But writing Sew Retro has been a whole other matter, where every single reader comment feels intensely personal! Having it out there is absolutely terrifying, because the book is a huge piece of me. It’s my (other) baby: it was this little seed of an idea, and I nurtured it and stayed up with it and listened to it have tantrums, and finally, it was ready to leave the nest (pardon the gooey, overly sentimental metaphor: I’m pregnant and hormonal!). As the reviews come in on blogs and on Amazon, I hold my breath every single time I start reading. Good comments make me smile (and thank you for all those good comments!), but then I’m on to the next thing.
It’s the biting comments that I can’t shake, and I find myself reading over and over again. I read a negative comment and think, “That’s it. I’ve failed. I’m terrible.” Of course, that feeling goes away eventually, but man, it’s crushing for those minutes or hours or days. For me, dealing with the negative criticism is an exhausting cycle: first, I’m mad at the reviewer (“you freaking idiot, you don’t know what you’re talking about”); then, I’m worried what others will think (“everyone will think my book is terrible and it will wind up in the sad 1/2-price bin!”); then starts the second-guessing (“what was I thinking, writing a book? Who am I to write a book? I’m ridiculous!”), and finally, finally, finally comes the acceptance (“hmm, okay, so this person didn’t like it. No big deal. You can’t please everyone.”)
I need a way to get to the final stage of acceptance and moving on much more quickly! I wonder if other authors go through this too, and if it’s more exacerbated with craft books, where the essence of your creativity is really out there, completely up for discussion and debate? I’d love to know how other authors/designers deal with this!
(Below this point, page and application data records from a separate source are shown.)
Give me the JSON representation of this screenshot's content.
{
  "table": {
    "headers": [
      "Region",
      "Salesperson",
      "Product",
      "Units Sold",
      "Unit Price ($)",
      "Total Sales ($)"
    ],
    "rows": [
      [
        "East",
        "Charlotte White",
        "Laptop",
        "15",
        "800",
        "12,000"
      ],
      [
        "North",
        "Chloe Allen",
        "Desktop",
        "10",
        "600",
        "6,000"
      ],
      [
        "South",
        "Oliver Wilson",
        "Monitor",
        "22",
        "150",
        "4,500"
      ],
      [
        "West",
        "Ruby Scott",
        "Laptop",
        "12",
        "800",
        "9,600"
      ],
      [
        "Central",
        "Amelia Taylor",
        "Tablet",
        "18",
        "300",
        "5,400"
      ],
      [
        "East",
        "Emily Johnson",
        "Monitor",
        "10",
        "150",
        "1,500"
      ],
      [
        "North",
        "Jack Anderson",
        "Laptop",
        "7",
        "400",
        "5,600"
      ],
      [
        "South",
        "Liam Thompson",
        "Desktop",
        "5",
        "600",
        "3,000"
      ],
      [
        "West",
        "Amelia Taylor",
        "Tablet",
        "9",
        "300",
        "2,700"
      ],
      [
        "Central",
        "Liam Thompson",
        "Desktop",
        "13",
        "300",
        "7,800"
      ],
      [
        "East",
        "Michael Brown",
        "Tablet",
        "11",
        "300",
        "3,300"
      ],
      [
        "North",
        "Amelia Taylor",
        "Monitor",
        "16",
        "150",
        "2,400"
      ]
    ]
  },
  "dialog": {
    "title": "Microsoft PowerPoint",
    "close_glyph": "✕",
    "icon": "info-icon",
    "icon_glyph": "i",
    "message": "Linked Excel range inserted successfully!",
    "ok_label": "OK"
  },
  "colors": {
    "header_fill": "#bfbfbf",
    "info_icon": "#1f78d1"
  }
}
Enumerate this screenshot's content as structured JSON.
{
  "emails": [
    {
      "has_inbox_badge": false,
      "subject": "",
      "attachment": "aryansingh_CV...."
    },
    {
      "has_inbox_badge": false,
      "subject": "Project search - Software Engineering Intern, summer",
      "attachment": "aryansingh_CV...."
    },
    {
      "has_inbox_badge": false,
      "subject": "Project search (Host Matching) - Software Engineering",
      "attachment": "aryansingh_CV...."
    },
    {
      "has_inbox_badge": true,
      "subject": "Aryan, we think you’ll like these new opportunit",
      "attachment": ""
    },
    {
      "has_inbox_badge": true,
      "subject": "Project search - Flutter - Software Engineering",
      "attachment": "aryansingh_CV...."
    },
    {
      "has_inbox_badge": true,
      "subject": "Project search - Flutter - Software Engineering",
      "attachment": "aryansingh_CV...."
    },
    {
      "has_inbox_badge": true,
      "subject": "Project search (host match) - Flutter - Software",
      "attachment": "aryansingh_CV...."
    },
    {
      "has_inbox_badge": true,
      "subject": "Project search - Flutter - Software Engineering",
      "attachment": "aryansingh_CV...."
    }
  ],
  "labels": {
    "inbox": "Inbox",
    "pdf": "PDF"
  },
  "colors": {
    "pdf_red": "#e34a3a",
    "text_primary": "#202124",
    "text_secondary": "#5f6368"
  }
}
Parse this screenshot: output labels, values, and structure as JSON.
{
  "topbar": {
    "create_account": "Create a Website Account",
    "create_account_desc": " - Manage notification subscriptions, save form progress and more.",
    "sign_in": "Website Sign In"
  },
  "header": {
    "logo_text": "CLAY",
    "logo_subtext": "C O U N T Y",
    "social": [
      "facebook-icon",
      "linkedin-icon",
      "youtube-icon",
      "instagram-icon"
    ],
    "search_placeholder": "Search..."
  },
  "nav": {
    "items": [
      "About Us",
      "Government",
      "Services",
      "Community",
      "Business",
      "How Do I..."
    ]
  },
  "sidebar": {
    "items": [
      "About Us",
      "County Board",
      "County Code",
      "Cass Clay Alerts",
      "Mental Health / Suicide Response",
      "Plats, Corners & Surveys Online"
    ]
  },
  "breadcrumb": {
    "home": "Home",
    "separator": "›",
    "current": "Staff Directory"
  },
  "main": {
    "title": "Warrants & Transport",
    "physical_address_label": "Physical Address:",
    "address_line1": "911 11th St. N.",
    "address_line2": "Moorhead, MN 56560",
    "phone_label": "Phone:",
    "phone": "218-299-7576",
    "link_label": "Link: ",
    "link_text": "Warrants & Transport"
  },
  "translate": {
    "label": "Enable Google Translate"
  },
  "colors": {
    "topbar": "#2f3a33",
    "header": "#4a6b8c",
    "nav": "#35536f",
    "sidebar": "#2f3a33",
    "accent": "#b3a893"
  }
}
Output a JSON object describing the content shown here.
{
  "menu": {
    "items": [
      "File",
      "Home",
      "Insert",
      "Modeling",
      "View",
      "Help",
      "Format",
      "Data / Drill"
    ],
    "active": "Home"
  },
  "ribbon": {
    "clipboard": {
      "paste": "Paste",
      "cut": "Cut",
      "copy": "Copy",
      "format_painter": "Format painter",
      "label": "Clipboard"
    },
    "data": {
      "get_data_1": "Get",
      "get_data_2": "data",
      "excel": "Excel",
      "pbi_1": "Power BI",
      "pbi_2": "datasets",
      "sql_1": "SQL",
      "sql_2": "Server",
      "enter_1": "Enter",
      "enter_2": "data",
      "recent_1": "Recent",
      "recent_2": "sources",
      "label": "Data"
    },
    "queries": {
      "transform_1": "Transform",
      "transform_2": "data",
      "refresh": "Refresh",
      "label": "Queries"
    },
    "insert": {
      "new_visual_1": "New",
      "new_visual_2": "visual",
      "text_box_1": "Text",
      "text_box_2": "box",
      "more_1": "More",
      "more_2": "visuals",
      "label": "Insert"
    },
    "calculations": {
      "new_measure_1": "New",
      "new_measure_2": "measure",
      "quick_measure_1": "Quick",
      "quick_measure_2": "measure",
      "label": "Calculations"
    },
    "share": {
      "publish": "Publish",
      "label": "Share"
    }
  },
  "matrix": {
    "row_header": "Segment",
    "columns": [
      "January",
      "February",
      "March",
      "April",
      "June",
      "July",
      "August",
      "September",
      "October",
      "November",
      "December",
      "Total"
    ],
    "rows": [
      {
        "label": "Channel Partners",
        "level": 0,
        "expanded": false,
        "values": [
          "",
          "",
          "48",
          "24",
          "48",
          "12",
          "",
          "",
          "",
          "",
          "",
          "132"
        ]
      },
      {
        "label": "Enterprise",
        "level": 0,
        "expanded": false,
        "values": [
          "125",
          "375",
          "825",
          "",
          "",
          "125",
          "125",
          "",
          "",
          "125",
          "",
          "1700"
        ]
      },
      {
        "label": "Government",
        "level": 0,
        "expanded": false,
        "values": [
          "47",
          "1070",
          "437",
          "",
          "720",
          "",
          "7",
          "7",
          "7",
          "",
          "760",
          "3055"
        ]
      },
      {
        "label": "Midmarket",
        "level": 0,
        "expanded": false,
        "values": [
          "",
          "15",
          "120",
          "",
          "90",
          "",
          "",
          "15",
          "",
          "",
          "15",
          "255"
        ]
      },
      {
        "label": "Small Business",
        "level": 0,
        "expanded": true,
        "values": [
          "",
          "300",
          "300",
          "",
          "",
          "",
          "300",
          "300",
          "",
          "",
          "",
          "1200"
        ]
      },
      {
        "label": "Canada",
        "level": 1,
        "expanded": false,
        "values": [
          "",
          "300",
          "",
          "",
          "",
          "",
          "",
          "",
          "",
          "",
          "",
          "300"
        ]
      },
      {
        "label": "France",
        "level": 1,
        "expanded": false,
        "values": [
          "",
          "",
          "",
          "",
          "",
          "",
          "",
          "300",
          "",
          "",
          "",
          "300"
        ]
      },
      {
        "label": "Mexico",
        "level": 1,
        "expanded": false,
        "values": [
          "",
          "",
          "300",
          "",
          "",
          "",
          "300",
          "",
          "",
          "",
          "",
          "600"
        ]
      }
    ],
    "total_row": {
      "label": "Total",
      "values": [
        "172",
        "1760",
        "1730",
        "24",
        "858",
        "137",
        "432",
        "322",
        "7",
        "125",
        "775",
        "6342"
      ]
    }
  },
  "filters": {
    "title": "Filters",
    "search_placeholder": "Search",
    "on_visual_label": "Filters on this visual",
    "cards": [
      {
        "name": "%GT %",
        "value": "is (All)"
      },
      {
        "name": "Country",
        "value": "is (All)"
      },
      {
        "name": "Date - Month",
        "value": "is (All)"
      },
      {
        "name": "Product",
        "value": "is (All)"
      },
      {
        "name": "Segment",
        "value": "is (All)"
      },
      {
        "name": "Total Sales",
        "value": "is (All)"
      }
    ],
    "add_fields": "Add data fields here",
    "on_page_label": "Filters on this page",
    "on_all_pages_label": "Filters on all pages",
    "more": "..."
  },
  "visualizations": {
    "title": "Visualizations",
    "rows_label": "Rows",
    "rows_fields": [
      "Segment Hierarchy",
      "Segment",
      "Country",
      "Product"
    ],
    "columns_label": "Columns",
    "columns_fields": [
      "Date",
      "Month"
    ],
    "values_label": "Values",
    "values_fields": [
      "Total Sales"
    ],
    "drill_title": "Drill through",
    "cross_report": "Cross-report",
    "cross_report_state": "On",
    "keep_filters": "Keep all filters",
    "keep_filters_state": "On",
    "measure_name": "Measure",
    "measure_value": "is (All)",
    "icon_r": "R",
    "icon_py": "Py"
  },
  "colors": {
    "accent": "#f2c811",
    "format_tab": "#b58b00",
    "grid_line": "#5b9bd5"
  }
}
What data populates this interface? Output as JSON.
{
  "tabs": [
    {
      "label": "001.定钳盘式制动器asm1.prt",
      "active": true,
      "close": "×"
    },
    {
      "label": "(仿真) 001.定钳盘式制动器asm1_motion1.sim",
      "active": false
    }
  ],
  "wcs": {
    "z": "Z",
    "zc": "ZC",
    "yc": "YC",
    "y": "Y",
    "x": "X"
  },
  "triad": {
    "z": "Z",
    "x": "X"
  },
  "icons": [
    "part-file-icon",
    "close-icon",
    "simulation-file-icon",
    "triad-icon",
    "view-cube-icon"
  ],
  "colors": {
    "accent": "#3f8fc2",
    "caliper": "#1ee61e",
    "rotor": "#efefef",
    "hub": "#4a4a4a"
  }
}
Until then, cue Morrissey (“please, please, please, let me get what I want this time . . .”).